# About this task:
The entries below should be quoted exactly, with no pictures carried over.

[Start of section]

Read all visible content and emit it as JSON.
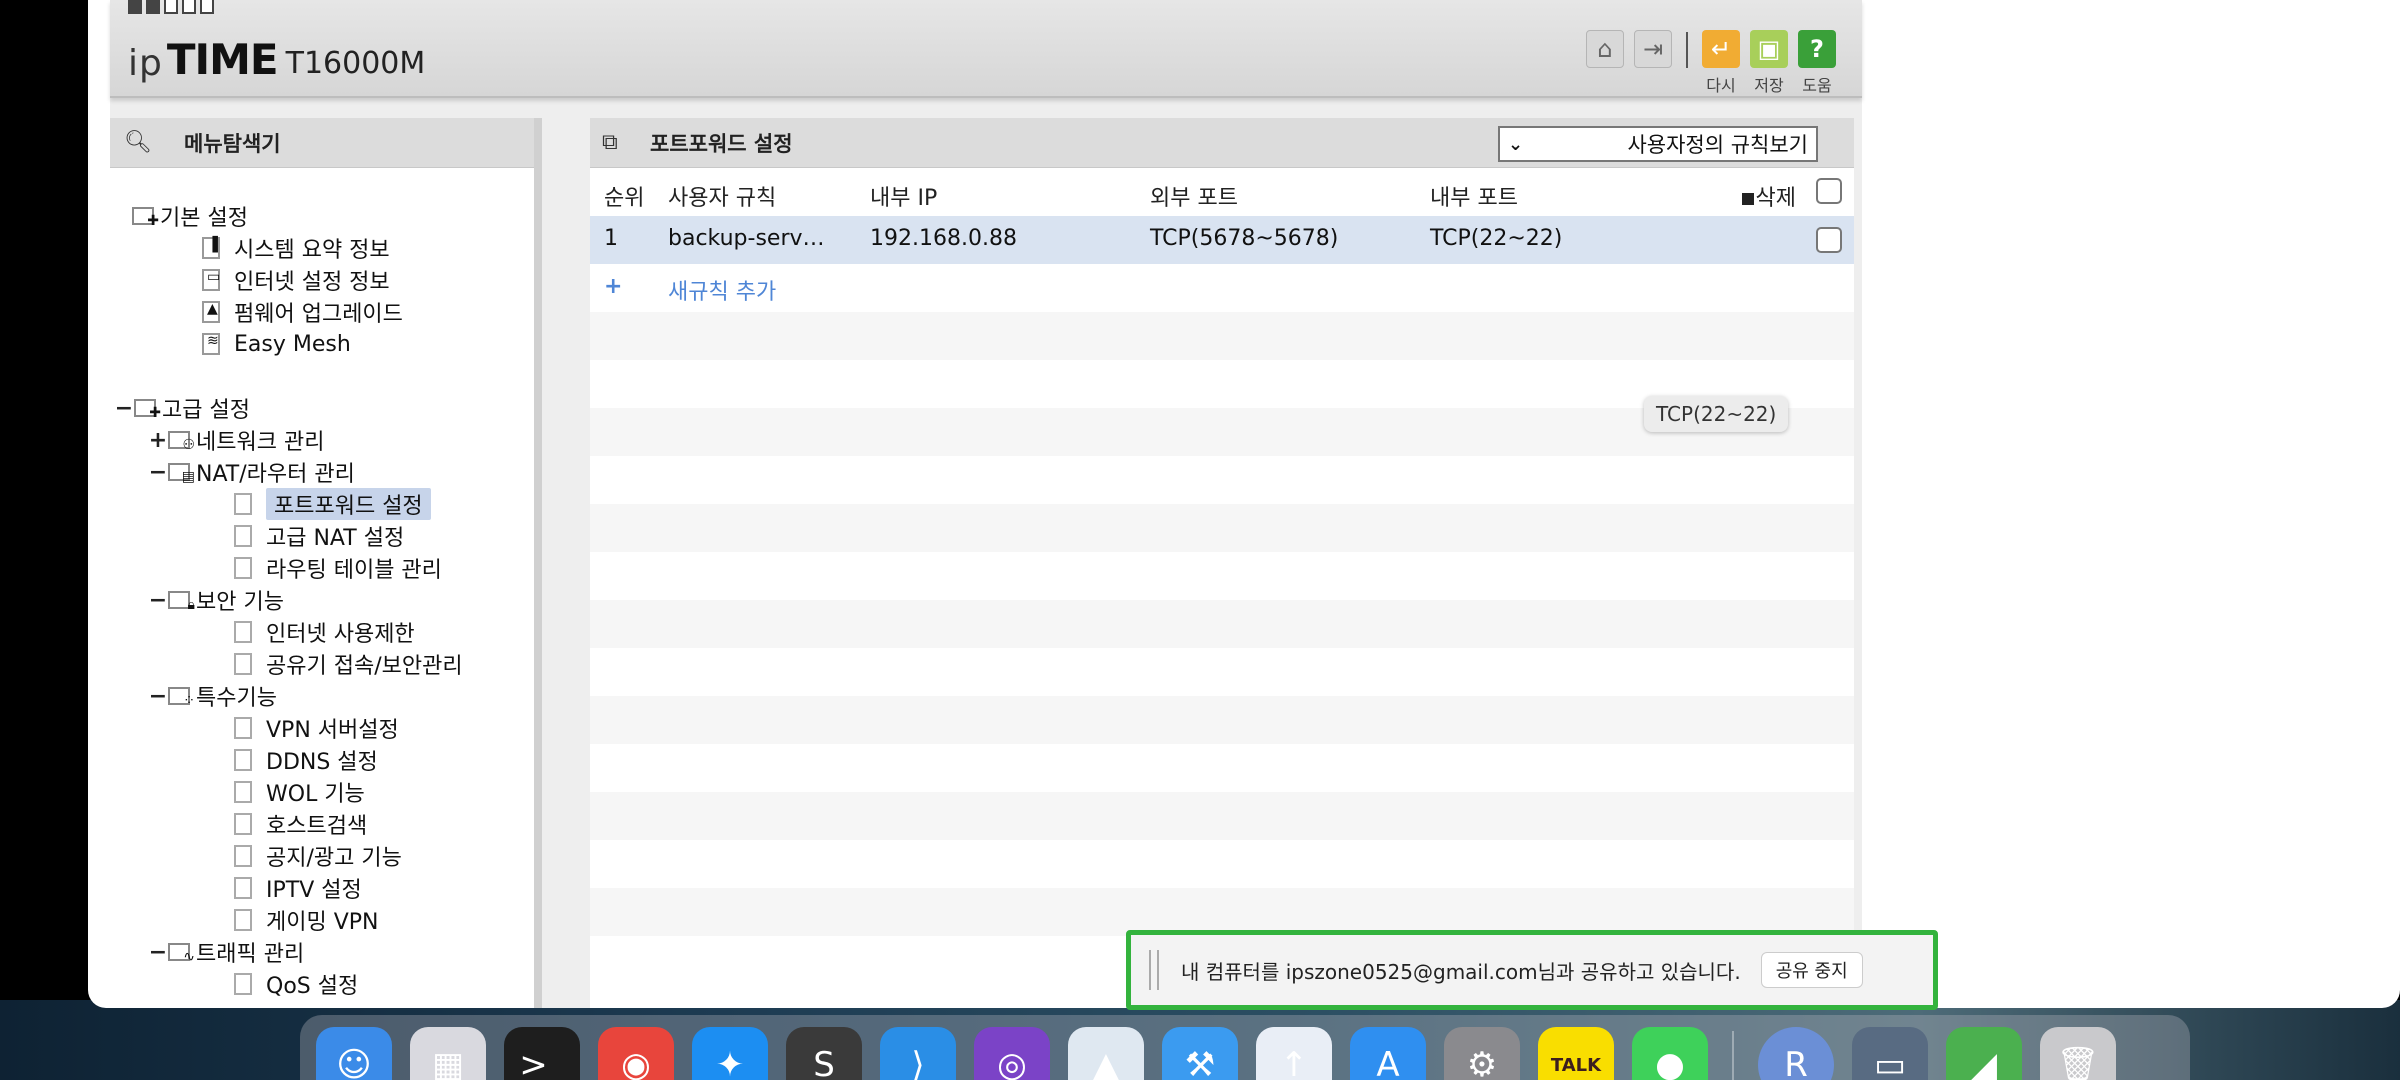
{
  "router": {
    "brand_ip": "ip",
    "brand_time": "TIME",
    "model": "T16000M"
  },
  "toolbar": {
    "home_icon": "home-icon",
    "logout_icon": "logout-icon",
    "reload_label": "다시",
    "save_label": "저장",
    "help_label": "도움"
  },
  "menu": {
    "title": "메뉴탐색기",
    "sections": [
      {
        "label": "기본 설정",
        "toggle": ""
      },
      {
        "label": "시스템 요약 정보"
      },
      {
        "label": "인터넷 설정 정보"
      },
      {
        "label": "펌웨어 업그레이드"
      },
      {
        "label": "Easy Mesh"
      },
      {
        "label": "고급 설정",
        "toggle": "−"
      },
      {
        "label": "네트워크 관리",
        "toggle": "+"
      },
      {
        "label": "NAT/라우터 관리",
        "toggle": "−"
      },
      {
        "label": "포트포워드 설정"
      },
      {
        "label": "고급 NAT 설정"
      },
      {
        "label": "라우팅 테이블 관리"
      },
      {
        "label": "보안 기능",
        "toggle": "−"
      },
      {
        "label": "인터넷 사용제한"
      },
      {
        "label": "공유기 접속/보안관리"
      },
      {
        "label": "특수기능",
        "toggle": "−"
      },
      {
        "label": "VPN 서버설정"
      },
      {
        "label": "DDNS 설정"
      },
      {
        "label": "WOL 기능"
      },
      {
        "label": "호스트검색"
      },
      {
        "label": "공지/광고 기능"
      },
      {
        "label": "IPTV 설정"
      },
      {
        "label": "게이밍 VPN"
      },
      {
        "label": "트래픽 관리",
        "toggle": "−"
      },
      {
        "label": "QoS 설정"
      }
    ]
  },
  "portforward": {
    "title": "포트포워드 설정",
    "view_select": "사용자정의 규칙보기",
    "columns": {
      "rank": "순위",
      "rule": "사용자 규칙",
      "internal_ip": "내부 IP",
      "external_port": "외부 포트",
      "internal_port": "내부 포트",
      "delete": "삭제"
    },
    "rows": [
      {
        "rank": "1",
        "rule": "backup-serv…",
        "internal_ip": "192.168.0.88",
        "external_port": "TCP(5678~5678)",
        "internal_port": "TCP(22~22)"
      }
    ],
    "add_rule_plus": "+",
    "add_rule_label": "새규칙 추가",
    "tooltip": "TCP(22~22)"
  },
  "share_banner": {
    "message": "내 컴퓨터를 ipszone0525@gmail.com님과 공유하고 있습니다.",
    "stop_label": "공유 중지"
  },
  "dock": {
    "apps": [
      {
        "name": "finder-icon",
        "color": "#3b8be8",
        "glyph": "☺"
      },
      {
        "name": "launchpad-icon",
        "color": "#d9d9df",
        "glyph": "▦"
      },
      {
        "name": "terminal-icon",
        "color": "#1e1e1e",
        "glyph": ">_"
      },
      {
        "name": "chrome-icon",
        "color": "#e8453c",
        "glyph": "◉"
      },
      {
        "name": "safari-icon",
        "color": "#1c8ef2",
        "glyph": "✦"
      },
      {
        "name": "sublime-icon",
        "color": "#3a3a3a",
        "glyph": "S"
      },
      {
        "name": "vscode-icon",
        "color": "#2a8ee6",
        "glyph": "⟩"
      },
      {
        "name": "github-desktop-icon",
        "color": "#7b43c7",
        "glyph": "◎"
      },
      {
        "name": "preview-icon",
        "color": "#dfe8f1",
        "glyph": "▲"
      },
      {
        "name": "xcode-icon",
        "color": "#3b9bf0",
        "glyph": "⚒"
      },
      {
        "name": "transporter-icon",
        "color": "#e9eef6",
        "glyph": "↑"
      },
      {
        "name": "app-store-icon",
        "color": "#2f8ff0",
        "glyph": "A"
      },
      {
        "name": "system-settings-icon",
        "color": "#8a8a8e",
        "glyph": "⚙"
      },
      {
        "name": "kakaotalk-icon",
        "color": "#f9de00",
        "glyph": "TALK"
      },
      {
        "name": "messages-icon",
        "color": "#3ed15a",
        "glyph": "●"
      },
      {
        "name": "user-r-icon",
        "color": "#6b8fd6",
        "glyph": "R"
      },
      {
        "name": "screen-sharing-icon",
        "color": "#586b82",
        "glyph": "▭"
      },
      {
        "name": "android-studio-icon",
        "color": "#4bb04f",
        "glyph": "◢"
      },
      {
        "name": "trash-icon",
        "color": "#c9c9cc",
        "glyph": "🗑"
      }
    ]
  }
}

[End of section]

# Result of the exercise:
Read all visible content and emit it as JSON.
{
  "router": {
    "brand_ip": "ip",
    "brand_time": "TIME",
    "model": "T16000M"
  },
  "toolbar": {
    "home_icon": "home-icon",
    "logout_icon": "logout-icon",
    "reload_label": "다시",
    "save_label": "저장",
    "help_label": "도움"
  },
  "menu": {
    "title": "메뉴탐색기",
    "sections": [
      {
        "label": "기본 설정",
        "toggle": ""
      },
      {
        "label": "시스템 요약 정보"
      },
      {
        "label": "인터넷 설정 정보"
      },
      {
        "label": "펌웨어 업그레이드"
      },
      {
        "label": "Easy Mesh"
      },
      {
        "label": "고급 설정",
        "toggle": "−"
      },
      {
        "label": "네트워크 관리",
        "toggle": "+"
      },
      {
        "label": "NAT/라우터 관리",
        "toggle": "−"
      },
      {
        "label": "포트포워드 설정"
      },
      {
        "label": "고급 NAT 설정"
      },
      {
        "label": "라우팅 테이블 관리"
      },
      {
        "label": "보안 기능",
        "toggle": "−"
      },
      {
        "label": "인터넷 사용제한"
      },
      {
        "label": "공유기 접속/보안관리"
      },
      {
        "label": "특수기능",
        "toggle": "−"
      },
      {
        "label": "VPN 서버설정"
      },
      {
        "label": "DDNS 설정"
      },
      {
        "label": "WOL 기능"
      },
      {
        "label": "호스트검색"
      },
      {
        "label": "공지/광고 기능"
      },
      {
        "label": "IPTV 설정"
      },
      {
        "label": "게이밍 VPN"
      },
      {
        "label": "트래픽 관리",
        "toggle": "−"
      },
      {
        "label": "QoS 설정"
      }
    ]
  },
  "portforward": {
    "title": "포트포워드 설정",
    "view_select": "사용자정의 규칙보기",
    "columns": {
      "rank": "순위",
      "rule": "사용자 규칙",
      "internal_ip": "내부 IP",
      "external_port": "외부 포트",
      "internal_port": "내부 포트",
      "delete": "삭제"
    },
    "rows": [
      {
        "rank": "1",
        "rule": "backup-serv…",
        "internal_ip": "192.168.0.88",
        "external_port": "TCP(5678~5678)",
        "internal_port": "TCP(22~22)"
      }
    ],
    "add_rule_plus": "+",
    "add_rule_label": "새규칙 추가",
    "tooltip": "TCP(22~22)"
  },
  "share_banner": {
    "message": "내 컴퓨터를 ipszone0525@gmail.com님과 공유하고 있습니다.",
    "stop_label": "공유 중지"
  },
  "dock": {
    "apps": [
      {
        "name": "finder-icon",
        "color": "#3b8be8",
        "glyph": "☺"
      },
      {
        "name": "launchpad-icon",
        "color": "#d9d9df",
        "glyph": "▦"
      },
      {
        "name": "terminal-icon",
        "color": "#1e1e1e",
        "glyph": ">_"
      },
      {
        "name": "chrome-icon",
        "color": "#e8453c",
        "glyph": "◉"
      },
      {
        "name": "safari-icon",
        "color": "#1c8ef2",
        "glyph": "✦"
      },
      {
        "name": "sublime-icon",
        "color": "#3a3a3a",
        "glyph": "S"
      },
      {
        "name": "vscode-icon",
        "color": "#2a8ee6",
        "glyph": "⟩"
      },
      {
        "name": "github-desktop-icon",
        "color": "#7b43c7",
        "glyph": "◎"
      },
      {
        "name": "preview-icon",
        "color": "#dfe8f1",
        "glyph": "▲"
      },
      {
        "name": "xcode-icon",
        "color": "#3b9bf0",
        "glyph": "⚒"
      },
      {
        "name": "transporter-icon",
        "color": "#e9eef6",
        "glyph": "↑"
      },
      {
        "name": "app-store-icon",
        "color": "#2f8ff0",
        "glyph": "A"
      },
      {
        "name": "system-settings-icon",
        "color": "#8a8a8e",
        "glyph": "⚙"
      },
      {
        "name": "kakaotalk-icon",
        "color": "#f9de00",
        "glyph": "TALK"
      },
      {
        "name": "messages-icon",
        "color": "#3ed15a",
        "glyph": "●"
      },
      {
        "name": "user-r-icon",
        "color": "#6b8fd6",
        "glyph": "R"
      },
      {
        "name": "screen-sharing-icon",
        "color": "#586b82",
        "glyph": "▭"
      },
      {
        "name": "android-studio-icon",
        "color": "#4bb04f",
        "glyph": "◢"
      },
      {
        "name": "trash-icon",
        "color": "#c9c9cc",
        "glyph": "🗑"
      }
    ]
  }
}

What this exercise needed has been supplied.